YOUR OBJECTIVE: Whenever the string "handle" turns up in a line of the data below, copy that line.

(Excerpts from an interface dataset)
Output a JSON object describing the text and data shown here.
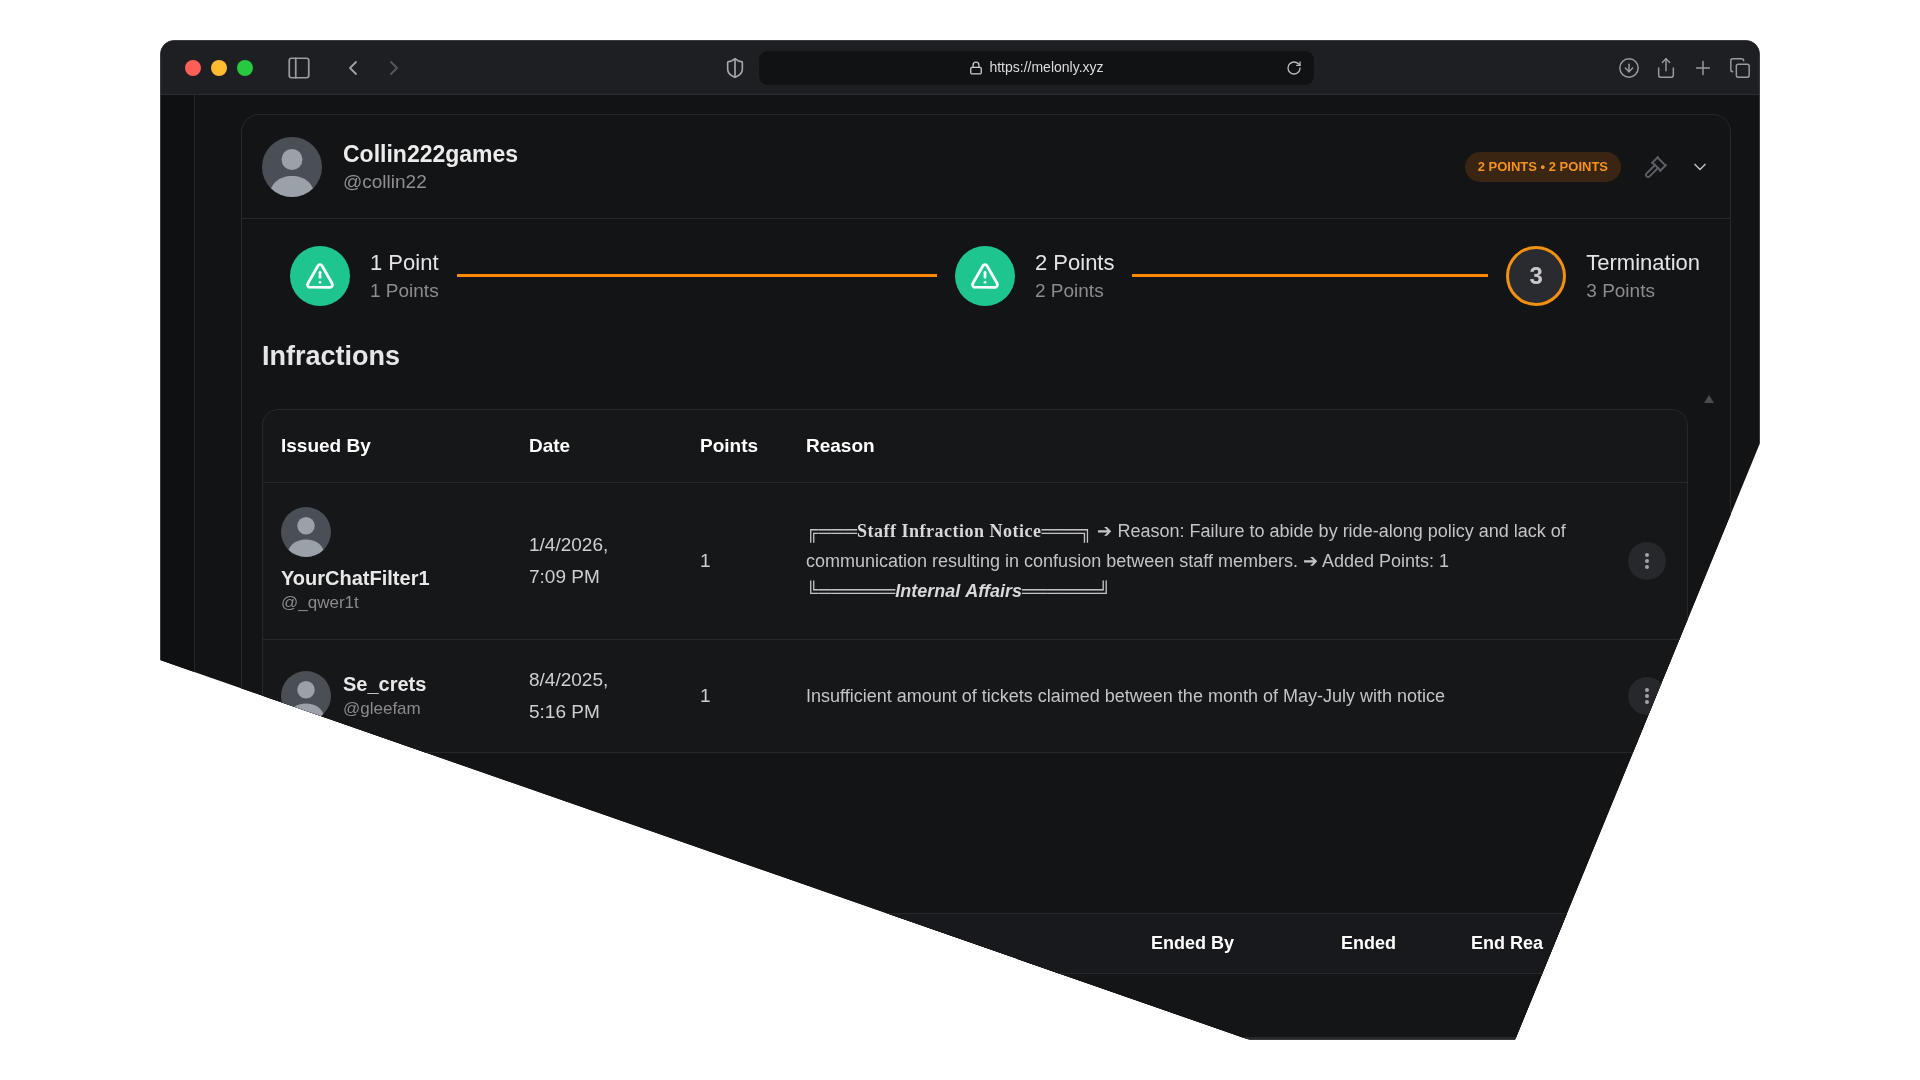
{
  "browser": {
    "url": "https://melonly.xyz"
  },
  "profile": {
    "name": "Collin222games",
    "handle": "@collin22",
    "badge": "2 POINTS • 2 POINTS"
  },
  "timeline": [
    {
      "title": "1 Point",
      "subtitle": "1 Points",
      "reached": true
    },
    {
      "title": "2 Points",
      "subtitle": "2 Points",
      "reached": true
    },
    {
      "number": "3",
      "title": "Termination",
      "subtitle": "3 Points",
      "reached": false
    }
  ],
  "infractions": {
    "title": "Infractions",
    "columns": [
      "Issued By",
      "Date",
      "Points",
      "Reason"
    ],
    "rows": [
      {
        "issuer": {
          "name": "YourChatFilter1",
          "handle": "@_qwer1t"
        },
        "date": "1/4/2026, 7:09 PM",
        "points": "1",
        "reason": "╔═══**Staff Infraction Notice**═══╗ ➔ Reason: Failure to abide by ride-along policy and lack of communication resulting in confusion between staff members. ➔ Added Points: 1 ╚══════**Internal Affairs**══════╝"
      },
      {
        "issuer": {
          "name": "Se_crets",
          "handle": "@gleefam"
        },
        "date": "8/4/2025, 5:16 PM",
        "points": "1",
        "reason": "Insufficient amount of tickets claimed between the month of May-July with notice"
      }
    ]
  },
  "ended_infractions": {
    "columns": [
      "Ended By",
      "Ended",
      "End Rea"
    ]
  }
}
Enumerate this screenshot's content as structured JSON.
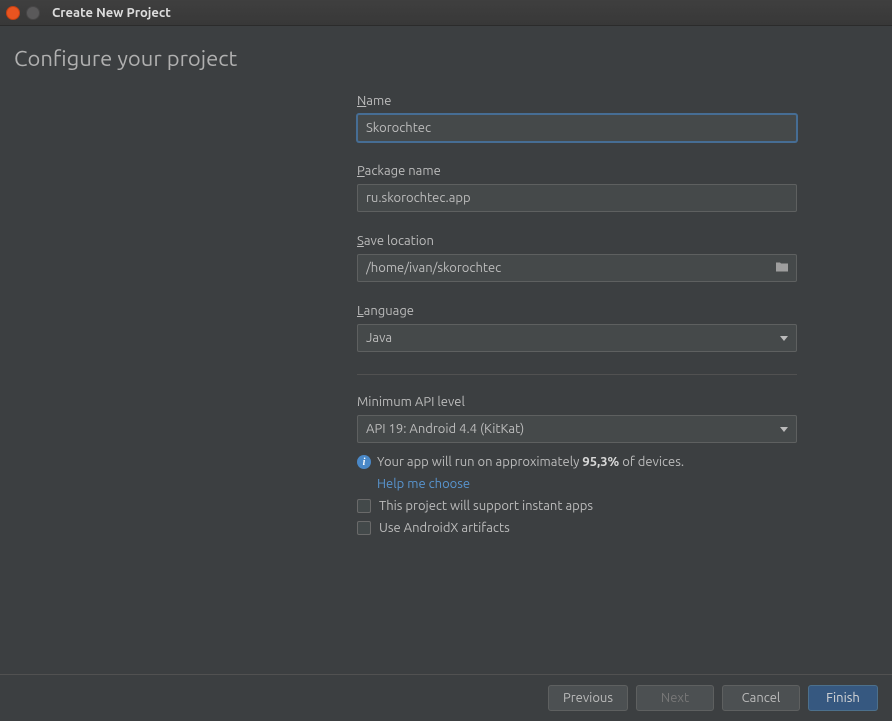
{
  "window": {
    "title": "Create New Project"
  },
  "page": {
    "title": "Configure your project"
  },
  "form": {
    "name": {
      "mnemonic": "N",
      "rest": "ame",
      "value": "Skorochtec"
    },
    "package": {
      "mnemonic": "P",
      "rest": "ackage name",
      "value": "ru.skorochtec.app"
    },
    "saveLocation": {
      "mnemonic": "S",
      "rest": "ave location",
      "value": "/home/ivan/skorochtec"
    },
    "language": {
      "mnemonic": "L",
      "rest": "anguage",
      "value": "Java"
    },
    "minApi": {
      "label": "Minimum API level",
      "value": "API 19: Android 4.4 (KitKat)",
      "info_pre": "Your app will run on approximately ",
      "info_bold": "95,3%",
      "info_post": " of devices.",
      "help": "Help me choose"
    },
    "instantApps": {
      "label": "This project will support instant apps"
    },
    "androidx": {
      "label": "Use AndroidX artifacts"
    }
  },
  "footer": {
    "previous": "Previous",
    "next": "Next",
    "cancel": "Cancel",
    "finish": "Finish"
  }
}
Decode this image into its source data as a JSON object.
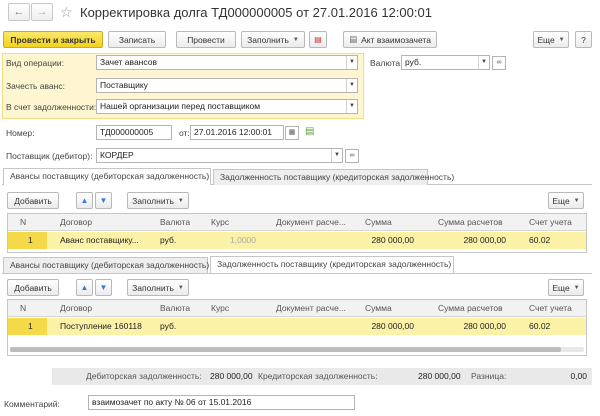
{
  "window": {
    "title": "Корректировка долга ТД000000005 от 27.01.2016 12:00:01"
  },
  "toolbar": {
    "post_close": "Провести и закрыть",
    "save": "Записать",
    "post": "Провести",
    "fill": "Заполнить",
    "act": "Акт взаимозачета",
    "more": "Еще"
  },
  "form": {
    "op_type_label": "Вид операции:",
    "op_type_value": "Зачет авансов",
    "offset_label": "Зачесть аванс:",
    "offset_value": "Поставщику",
    "against_label": "В счет задолженности:",
    "against_value": "Нашей организации перед поставщиком",
    "currency_label": "Валюта:",
    "currency_value": "руб.",
    "number_label": "Номер:",
    "number_value": "ТД000000005",
    "date_label": "от:",
    "date_value": "27.01.2016 12:00:01",
    "supplier_label": "Поставщик (дебитор):",
    "supplier_value": "КОРДЕР"
  },
  "section1": {
    "tabs": [
      "Авансы поставщику (дебиторская задолженность)",
      "Задолженность поставщику (кредиторская задолженность)"
    ],
    "add": "Добавить",
    "fill": "Заполнить",
    "more": "Еще",
    "columns": [
      "N",
      "Договор",
      "Валюта",
      "Курс",
      "Документ расче...",
      "Сумма",
      "Сумма расчетов",
      "Счет учета"
    ],
    "row": {
      "n": "1",
      "contract": "Аванс поставщику...",
      "currency": "руб.",
      "rate": "1,0000",
      "doc": "",
      "sum": "280 000,00",
      "sum_calc": "280 000,00",
      "account": "60.02"
    }
  },
  "section2": {
    "tabs": [
      "Авансы поставщику (дебиторская задолженность)",
      "Задолженность поставщику (кредиторская задолженность)"
    ],
    "add": "Добавить",
    "fill": "Заполнить",
    "more": "Еще",
    "columns": [
      "N",
      "Договор",
      "Валюта",
      "Курс",
      "Документ расче...",
      "Сумма",
      "Сумма расчетов",
      "Счет учета"
    ],
    "row": {
      "n": "1",
      "contract": "Поступление 160118",
      "currency": "руб.",
      "rate": "",
      "doc": "",
      "sum": "280 000,00",
      "sum_calc": "280 000,00",
      "account": "60.02"
    }
  },
  "totals": {
    "debit_label": "Дебиторская задолженность:",
    "debit_value": "280 000,00",
    "credit_label": "Кредиторская задолженность:",
    "credit_value": "280 000,00",
    "diff_label": "Разница:",
    "diff_value": "0,00"
  },
  "comment": {
    "label": "Комментарий:",
    "value": "взаимозачет  по акту № 06 от 15.01.2016"
  },
  "colors": {
    "accent_yellow": "#f2d21b",
    "selected_row": "#fbf1a7",
    "required_field_bg": "#fdf6d0"
  }
}
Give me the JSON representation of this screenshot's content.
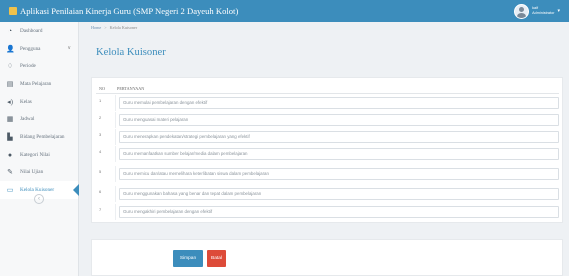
{
  "app": {
    "title": "Aplikasi Penilaian Kinerja Guru (SMP Negeri 2 Dayeuh Kolot)",
    "user_name": "kaif",
    "user_role": "Administrator"
  },
  "sidebar": {
    "items": [
      {
        "label": "Dashboard",
        "icon": "dashboard-icon",
        "glyph": "◔"
      },
      {
        "label": "Pengguna",
        "icon": "user-icon",
        "glyph": "👤"
      },
      {
        "label": "Periode",
        "icon": "bell-icon",
        "glyph": "♢"
      },
      {
        "label": "Mata Pelajaran",
        "icon": "book-icon",
        "glyph": "▤"
      },
      {
        "label": "Kelas",
        "icon": "bullhorn-icon",
        "glyph": "◂)"
      },
      {
        "label": "Jadwal",
        "icon": "calendar-icon",
        "glyph": "▦"
      },
      {
        "label": "Bidang Pembelajaran",
        "icon": "file-icon",
        "glyph": "▙"
      },
      {
        "label": "Kategori Nilai",
        "icon": "circle-icon",
        "glyph": "●"
      },
      {
        "label": "Nilai Ujian",
        "icon": "edit-icon",
        "glyph": "✎"
      },
      {
        "label": "Kelola Kuisoner",
        "icon": "list-icon",
        "glyph": "▭"
      }
    ],
    "pengguna_chevron": "∨",
    "collapse_glyph": "‹"
  },
  "breadcrumb": {
    "home": "Home",
    "sep": ">",
    "current": "Kelola Kuisoner"
  },
  "page_title": "Kelola Kuisoner",
  "table": {
    "col_no": "NO",
    "col_question": "PERTANYAAN",
    "rows": [
      {
        "no": "1",
        "text": "Guru memulai pembelajaran dengan efektif"
      },
      {
        "no": "2",
        "text": "Guru menguasai materi pelajaran"
      },
      {
        "no": "3",
        "text": "Guru menerapkan pendekatan/strategi pembelajaran yang efektif"
      },
      {
        "no": "4",
        "text": "Guru memanfaatkan sumber belajar/media dalam pembelajaran"
      },
      {
        "no": "5",
        "text": "Guru memicu dan/atau memelihara keterlibatan siswa dalam pembelajaran"
      },
      {
        "no": "6",
        "text": "Guru menggunakan bahasa yang benar dan tepat dalam pembelajaran"
      },
      {
        "no": "7",
        "text": "Guru mengakhiri pembelajaran dengan efektif"
      }
    ]
  },
  "actions": {
    "save_label": "Simpan",
    "cancel_label": "Batal"
  },
  "colors": {
    "primary": "#3c8dbc",
    "danger": "#dd4b39"
  }
}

RESPONSE FOR THIS EXERCISE:
    "handle": "@collin22",
          "handle": "@_qwer1t"
          "handle": "@gleefam"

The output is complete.